But we seriously had no idea what to do about people who might have the original. Should we say something about it? Should we say it’s different, a little bit different, not very different, kind of different? Should we give a discount to buyers from before?

Eventually, the delays had run so long and I was so sick of it that I did nothing. We had an official position in the background for if we got any questions, but we just decided to say nothing publicly and let people ask questions if they had them.

The solution was to do absolutely nothing and see if we got emails.

So what happened?

We sold hundreds of copies, about half of them to people who already had the original.

We didn’t get one email.

Who knew?

Lessons learned.

1. It’s worth taking the time to come up with the right launch content. It doesn’t have to be the perfect launch content – I don’t think we’ve ever really achieved that, except for maybe the 3-pack that we’ll talk about tomorrow. But it’s worth taking the time to get it right for the audience at least.

A lot of people feel really unqualified to come up with launch content – they think it’s a confusing, mystical other language that doesn’t follow Earth logic – so they just throw some random crap up there. The number of times I’ve been asked if people can use old audios, PDFs, workshop transcripts from 5 or 10 years ago as their launch content? Blog posts that already exist? Scratchy teleseminar recordings? Yikes.

Launch content doesn’t have to be an example of technical mastery but it is effectively your free sample. Free samples are supposed to be the tastiest stuff you can come up with, not the old crap nobody bought. I don’t care if Shiny Marketing Guru With The Pretty Hair told you that repurposing old content is the secret to riches. She’s wrong.
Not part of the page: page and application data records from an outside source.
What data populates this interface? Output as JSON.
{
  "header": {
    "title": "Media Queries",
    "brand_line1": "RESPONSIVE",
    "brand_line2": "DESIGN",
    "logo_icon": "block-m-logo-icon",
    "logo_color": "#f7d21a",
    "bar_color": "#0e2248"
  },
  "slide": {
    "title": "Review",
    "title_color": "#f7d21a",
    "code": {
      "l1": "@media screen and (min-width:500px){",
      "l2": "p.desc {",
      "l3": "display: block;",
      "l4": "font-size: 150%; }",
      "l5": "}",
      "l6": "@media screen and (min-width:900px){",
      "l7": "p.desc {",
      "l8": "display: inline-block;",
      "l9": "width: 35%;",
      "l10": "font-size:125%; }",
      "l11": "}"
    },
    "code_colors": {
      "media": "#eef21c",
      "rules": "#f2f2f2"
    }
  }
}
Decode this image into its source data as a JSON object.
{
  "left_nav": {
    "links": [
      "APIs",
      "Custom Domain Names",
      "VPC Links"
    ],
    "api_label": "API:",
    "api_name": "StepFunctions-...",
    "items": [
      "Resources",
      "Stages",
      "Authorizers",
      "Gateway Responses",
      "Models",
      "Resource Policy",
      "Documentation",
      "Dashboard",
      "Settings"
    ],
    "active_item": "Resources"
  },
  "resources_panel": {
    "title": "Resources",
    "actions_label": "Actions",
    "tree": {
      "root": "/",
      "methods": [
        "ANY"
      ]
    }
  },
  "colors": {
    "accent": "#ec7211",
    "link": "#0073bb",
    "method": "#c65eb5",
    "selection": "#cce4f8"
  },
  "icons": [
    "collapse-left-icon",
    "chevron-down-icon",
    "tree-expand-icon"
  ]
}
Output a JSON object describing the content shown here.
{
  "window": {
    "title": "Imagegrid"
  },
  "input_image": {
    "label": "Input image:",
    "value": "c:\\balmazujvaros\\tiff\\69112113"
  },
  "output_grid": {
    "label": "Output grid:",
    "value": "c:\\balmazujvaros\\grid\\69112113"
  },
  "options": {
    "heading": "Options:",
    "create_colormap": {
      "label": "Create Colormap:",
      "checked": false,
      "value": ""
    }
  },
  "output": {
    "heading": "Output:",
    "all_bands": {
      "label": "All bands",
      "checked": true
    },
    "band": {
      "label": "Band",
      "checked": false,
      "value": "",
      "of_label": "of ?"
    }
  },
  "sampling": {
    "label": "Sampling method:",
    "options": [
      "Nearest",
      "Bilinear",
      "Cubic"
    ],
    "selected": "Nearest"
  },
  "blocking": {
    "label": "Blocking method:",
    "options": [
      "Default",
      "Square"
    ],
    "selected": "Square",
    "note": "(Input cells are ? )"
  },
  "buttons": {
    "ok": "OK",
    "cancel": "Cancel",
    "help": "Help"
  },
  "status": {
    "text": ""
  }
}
2. Low key can work if it’s the right product at the right time for the right price. Not everything should be a spectacle.

3. And speaking of the right price, it’s a nice idea to have a range of price points available for people. They don’t all have to be available at all times – that can make your store look pretty weird – but have a variety of offers over time. This is January. I’m selling a class for a thousand bucks. Our last class, in October, was $299. In our August sale, you could buy mini-classes for $17.

A variety of price points can do a lot to empower your customers to make the right choices for them, and it gives them the opportunity to come into your “funnel” (if you insist on calling it that) wherever they feel comfortable.

One last note on that.

When we sold Intimate, we had people tell us that they bought it BECAUSE it was expensive. They’d had enough tiny products that didn’t encompass the scope that they needed. We also have people telling us that the minute we come out with something at the $50 price point, they’re on it. Don’t get typecast into one price point. You’re throwing customers out the window.

Next up, we’re talking about the motley three-pack, when we sold three completely disparate products in a bundle that had no right to exist.

That was the one with the perfect launch content. You can read it over here right now.

Naomi writes more things like this in The Letter. Get it for free today. (It also comes with free marketing courses. You can’t move for free here.)